By allowing ads to appear on this site, you support the local businesses who, in turn, support great journalism.
Merced farmer knows when to hold 'em, when to fold 'em

Todd Machado has been playing poker most of his life. The Merced native has fond memories of playing seven-card stud with his family during their Easter get-togethers.

"I loved doing it. We used to have family stuff and do it and then I started noticing I could be pretty good at this. I stepped up my game and started reading books and figuring out what you need to do to be good at this," said Machado.

The life-long walnut grower — who said poker and farming are similar as they're "both gambling" —has been taking the game seriously for five years now and reaping the rewards.

The largest pot he ever won was at a tournament in Lake Tahoe, where he brought home $18,000 for second place. While a large stack of cash is always nice, Machado said he prefers the trophies that you can only get by winning.

"Money only lasts so long, but that trophy or that ring or whatever you have, it lasts forever so you can brag about it — 'hey, look at what I've got,'" he said.

Machado will have bragging rights for the entire year at the Turlock Poker Room after winning the 10th Anniversary Series Championship title in October. He was the top performer across the 10-day series, making four final tables including a victory in the All-In-Or-Fold Event 2 and a runner-up finish in Event 6, a $125 Bounty tournament.

The title came with a commemorative jacket, trophy, his banner being hung from the poker room's rafters — and daily tournament entries for a year, valued at more than $14,000.
Throughout his success, Machado has learned a few things about poker.

"Math plays a big part in it, figuring out your odds, and trying to read people, how they play ... their betting pattern," he said.

Playing in a tournament with a title on the line is different, however, than when he's at a table with family and friends.

"When you're playing for fun sometimes you do things you shouldn't do just to try and beat the person you're playing against.

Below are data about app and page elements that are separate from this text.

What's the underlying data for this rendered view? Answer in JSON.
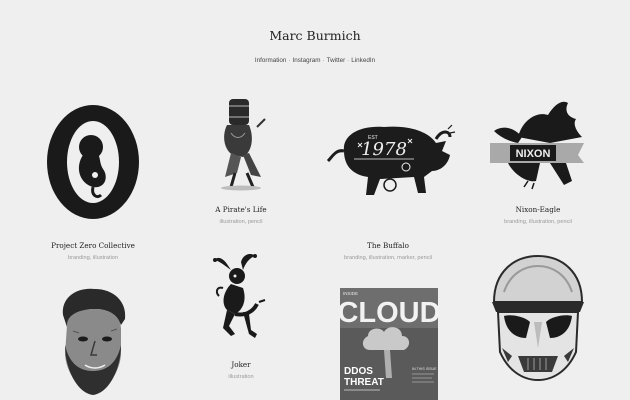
{
  "site": {
    "title": "Marc Burmich",
    "nav": [
      "Information",
      "Instagram",
      "Twitter",
      "LinkedIn"
    ]
  },
  "works": [
    {
      "title": "Project Zero Collective",
      "tags": "branding, illustration"
    },
    {
      "title": "A Pirate's Life",
      "tags": "illustration, pencil"
    },
    {
      "title": "The Buffalo",
      "tags": "branding, illustration, marker, pencil"
    },
    {
      "title": "Nixon-Eagle",
      "tags": "branding, illustration, pencil"
    },
    {
      "title": "Joker",
      "tags": "illustration"
    }
  ],
  "art_text": {
    "buffalo_year": "1978",
    "buffalo_est": "EST",
    "nixon": "NIXON",
    "magazine_title": "CLOUD",
    "magazine_kicker": "INSIDE",
    "magazine_headline_1": "DDOS",
    "magazine_headline_2": "THREAT",
    "magazine_side": "IN THIS ISSUE"
  }
}
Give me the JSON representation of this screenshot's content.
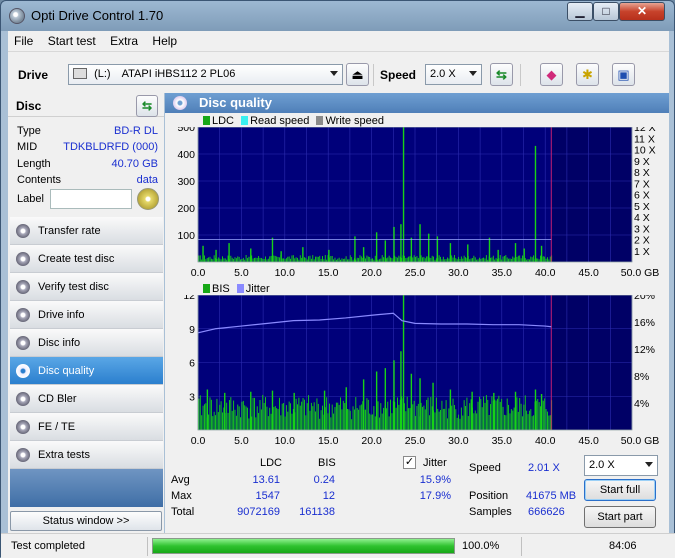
{
  "window": {
    "title": "Opti Drive Control 1.70"
  },
  "menu": [
    "File",
    "Start test",
    "Extra",
    "Help"
  ],
  "toolbar": {
    "drive_label": "Drive",
    "drive_letter": "(L:)",
    "drive_value": "ATAPI iHBS112  2 PL06",
    "speed_label": "Speed",
    "speed_value": "2.0 X"
  },
  "disc": {
    "title": "Disc",
    "type_label": "Type",
    "type_value": "BD-R DL",
    "mid_label": "MID",
    "mid_value": "TDKBLDRFD (000)",
    "length_label": "Length",
    "length_value": "40.70 GB",
    "contents_label": "Contents",
    "contents_value": "data",
    "label_label": "Label"
  },
  "nav": [
    {
      "label": "Transfer rate",
      "active": false
    },
    {
      "label": "Create test disc",
      "active": false
    },
    {
      "label": "Verify test disc",
      "active": false
    },
    {
      "label": "Drive info",
      "active": false
    },
    {
      "label": "Disc info",
      "active": false
    },
    {
      "label": "Disc quality",
      "active": true
    },
    {
      "label": "CD Bler",
      "active": false
    },
    {
      "label": "FE / TE",
      "active": false
    },
    {
      "label": "Extra tests",
      "active": false
    }
  ],
  "status_window_label": "Status window >>",
  "panel": {
    "title": "Disc quality",
    "legend_top": {
      "ldc": "LDC",
      "read": "Read speed",
      "write": "Write speed"
    },
    "legend_bottom": {
      "bis": "BIS",
      "jitter": "Jitter"
    }
  },
  "colors": {
    "plot_bg": "#00007a",
    "plot_bg_unused": "#000066",
    "bar_green": "#17d317",
    "jitter_line": "#8a8aff",
    "grid": "#2c2cb0",
    "end_marker": "#c42070"
  },
  "chart_data": [
    {
      "type": "bar",
      "name": "LDC chart",
      "x_ticks": [
        "0.0",
        "5.0",
        "10.0",
        "15.0",
        "20.0",
        "25.0",
        "30.0",
        "35.0",
        "40.0",
        "45.0",
        "50.0 GB"
      ],
      "xlim": [
        0,
        50
      ],
      "y_ticks_left": [
        "500",
        "400",
        "300",
        "200",
        "100"
      ],
      "ylim": [
        0,
        500
      ],
      "y_ticks_right": [
        "12 X",
        "11 X",
        "10 X",
        "9 X",
        "8 X",
        "7 X",
        "6 X",
        "5 X",
        "4 X",
        "3 X",
        "2 X",
        "1 X"
      ],
      "data_extent_gb": 40.7,
      "baseline": 20,
      "spikes": [
        [
          0.5,
          60
        ],
        [
          2,
          45
        ],
        [
          3.5,
          70
        ],
        [
          6,
          50
        ],
        [
          8.5,
          90
        ],
        [
          9.5,
          40
        ],
        [
          12,
          55
        ],
        [
          15,
          45
        ],
        [
          18,
          95
        ],
        [
          19,
          55
        ],
        [
          20.5,
          110
        ],
        [
          21.5,
          80
        ],
        [
          22.5,
          130
        ],
        [
          23.3,
          140
        ],
        [
          23.6,
          500
        ],
        [
          24.5,
          90
        ],
        [
          25.5,
          140
        ],
        [
          26.5,
          105
        ],
        [
          27.5,
          95
        ],
        [
          29,
          70
        ],
        [
          31,
          65
        ],
        [
          33.5,
          90
        ],
        [
          34.5,
          45
        ],
        [
          36.5,
          70
        ],
        [
          37.5,
          50
        ],
        [
          38.8,
          430
        ],
        [
          39.5,
          60
        ]
      ],
      "read_speed_x": 2.0
    },
    {
      "type": "bar",
      "name": "BIS / Jitter chart",
      "x_ticks": [
        "0.0",
        "5.0",
        "10.0",
        "15.0",
        "20.0",
        "25.0",
        "30.0",
        "35.0",
        "40.0",
        "45.0",
        "50.0 GB"
      ],
      "xlim": [
        0,
        50
      ],
      "y_ticks_left": [
        "12",
        "9",
        "6",
        "3"
      ],
      "ylim": [
        0,
        12
      ],
      "y_ticks_right": [
        "20%",
        "16%",
        "12%",
        "8%",
        "4%"
      ],
      "data_extent_gb": 40.7,
      "baseline": 2.4,
      "spikes": [
        [
          1,
          3.6
        ],
        [
          3,
          3.3
        ],
        [
          6,
          3.4
        ],
        [
          8.5,
          3.5
        ],
        [
          11,
          3.3
        ],
        [
          14.5,
          3.5
        ],
        [
          17,
          3.8
        ],
        [
          19,
          4.5
        ],
        [
          20.5,
          5.2
        ],
        [
          21.5,
          5.5
        ],
        [
          22.5,
          6.2
        ],
        [
          23.3,
          7
        ],
        [
          23.6,
          12
        ],
        [
          24.5,
          5
        ],
        [
          25.5,
          4.6
        ],
        [
          27,
          4.2
        ],
        [
          29,
          3.6
        ],
        [
          31.5,
          3.4
        ],
        [
          34,
          3.3
        ],
        [
          36.5,
          3.4
        ],
        [
          38.8,
          3.6
        ],
        [
          39.5,
          3.2
        ]
      ],
      "jitter_percent": [
        [
          0,
          14.4
        ],
        [
          2,
          15.0
        ],
        [
          5,
          15.4
        ],
        [
          8,
          15.8
        ],
        [
          11,
          16.2
        ],
        [
          14,
          16.3
        ],
        [
          17,
          16.6
        ],
        [
          20,
          17.0
        ],
        [
          22.5,
          17.3
        ],
        [
          23.5,
          16.2
        ],
        [
          25,
          15.8
        ],
        [
          28,
          15.7
        ],
        [
          31,
          15.7
        ],
        [
          34,
          15.6
        ],
        [
          37,
          15.6
        ],
        [
          40,
          15.4
        ],
        [
          40.7,
          15.3
        ]
      ]
    }
  ],
  "stats": {
    "col_ldc": "LDC",
    "col_bis": "BIS",
    "col_jitter": "Jitter",
    "jitter_checked": true,
    "avg_label": "Avg",
    "avg_ldc": "13.61",
    "avg_bis": "0.24",
    "avg_jitter": "15.9%",
    "max_label": "Max",
    "max_ldc": "1547",
    "max_bis": "12",
    "max_jitter": "17.9%",
    "total_label": "Total",
    "total_ldc": "9072169",
    "total_bis": "161138",
    "speed_label": "Speed",
    "speed_value": "2.01 X",
    "position_label": "Position",
    "position_value": "41675 MB",
    "samples_label": "Samples",
    "samples_value": "666626",
    "speed_select": "2.0 X",
    "start_full": "Start full",
    "start_part": "Start part"
  },
  "statusbar": {
    "text": "Test completed",
    "progress_percent": 100,
    "progress_text": "100.0%",
    "time": "84:06"
  }
}
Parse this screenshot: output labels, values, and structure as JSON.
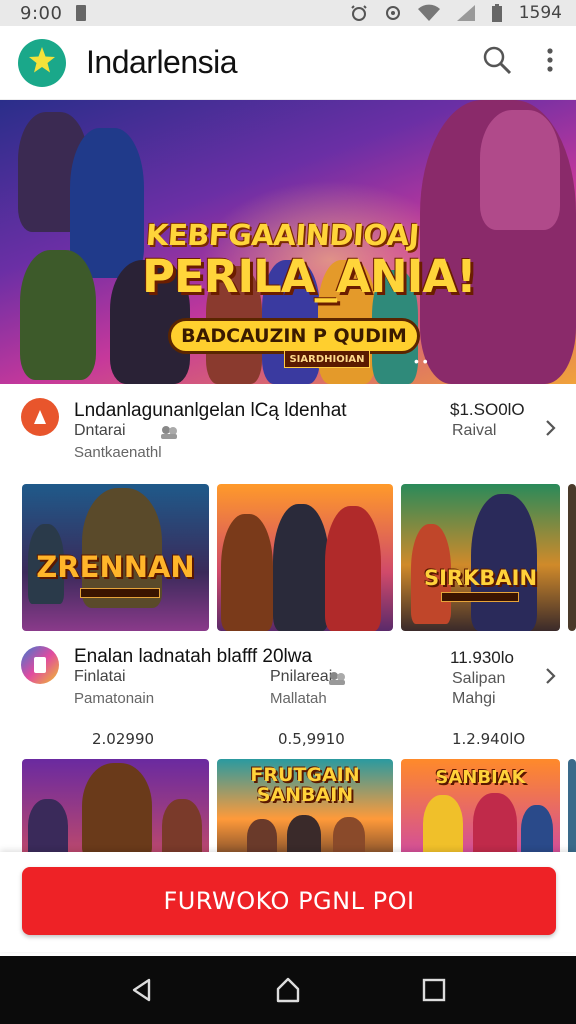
{
  "status_bar": {
    "time": "9:00",
    "clock": "1594",
    "icons": [
      "notification-icon",
      "alarm-icon",
      "settings-icon",
      "wifi-icon",
      "signal-icon",
      "battery-icon"
    ]
  },
  "app_bar": {
    "title": "Indarlensia",
    "logo_icon": "star-icon",
    "actions": [
      "search-icon",
      "more-vert-icon"
    ]
  },
  "hero": {
    "title_line1": "KEBFGAAINDIOAJ",
    "title_line2": "PERILA_ANIA!",
    "subtitle": "BADCAUZIN P QUDIM",
    "badge": "SIARDHIOIAN",
    "dots": "• •"
  },
  "rows": [
    {
      "title": "Lndanlagunanlgelan lCą ldenhat",
      "sub": "Dntarai",
      "meta": "Santkaenathl",
      "price": "$1.SO0lO",
      "price_sub": "Raival",
      "icon_color": "#e8552c"
    },
    {
      "title": "Enalan ladnatah blafff 20lwa",
      "sub": "Finlatai",
      "meta": "Pamatonain",
      "sub2": "Pnilareai",
      "meta2": "Mallatah",
      "price": "11.930lo",
      "price_sub": "Salipan",
      "price_sub2": "Mahgi",
      "icon_color": "#7a3fd0"
    }
  ],
  "tiles_row1": [
    {
      "label": "ZRENNAN",
      "sublabel": ""
    },
    {
      "label": "",
      "sublabel": ""
    },
    {
      "label": "SIRKBAIN",
      "sublabel": ""
    }
  ],
  "mid_stats": [
    "2.02990",
    "0.5,9910",
    "1.2.940lO"
  ],
  "tiles_row2": [
    {
      "label": ""
    },
    {
      "label": "FRUTGAIN SANBAIN"
    },
    {
      "label": "SANBIAK"
    }
  ],
  "cta": {
    "label": "FURWOKO PGNL POI"
  },
  "nav_bar": [
    "back-icon",
    "home-icon",
    "recents-icon"
  ],
  "colors": {
    "accent_red": "#ee2226",
    "logo_teal": "#1aa88a",
    "hero_gold": "#ffd53a"
  }
}
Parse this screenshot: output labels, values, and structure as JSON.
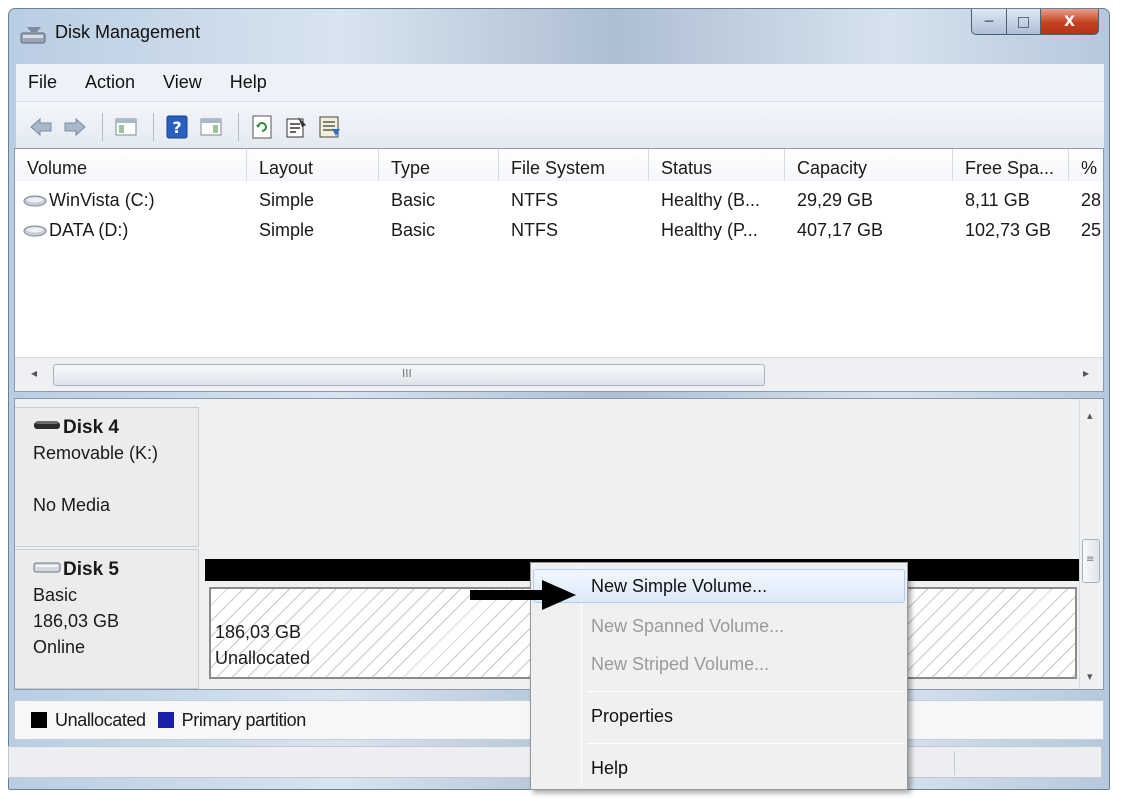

But here (at the poker room), the chips and the money you bring in...that's just how we keep score in this game, and you don't want to give your chips to someone unnecessarily. So here, I'm a little bit more conservative. When I'm playing against my family, I just want to win," he said.

Machado can be found four to five days a week at the Turlock Poker Room, continuing to work on his game and prepare for the next big tournament.

His tip for those just getting into the game: "Win. Win and everything's good."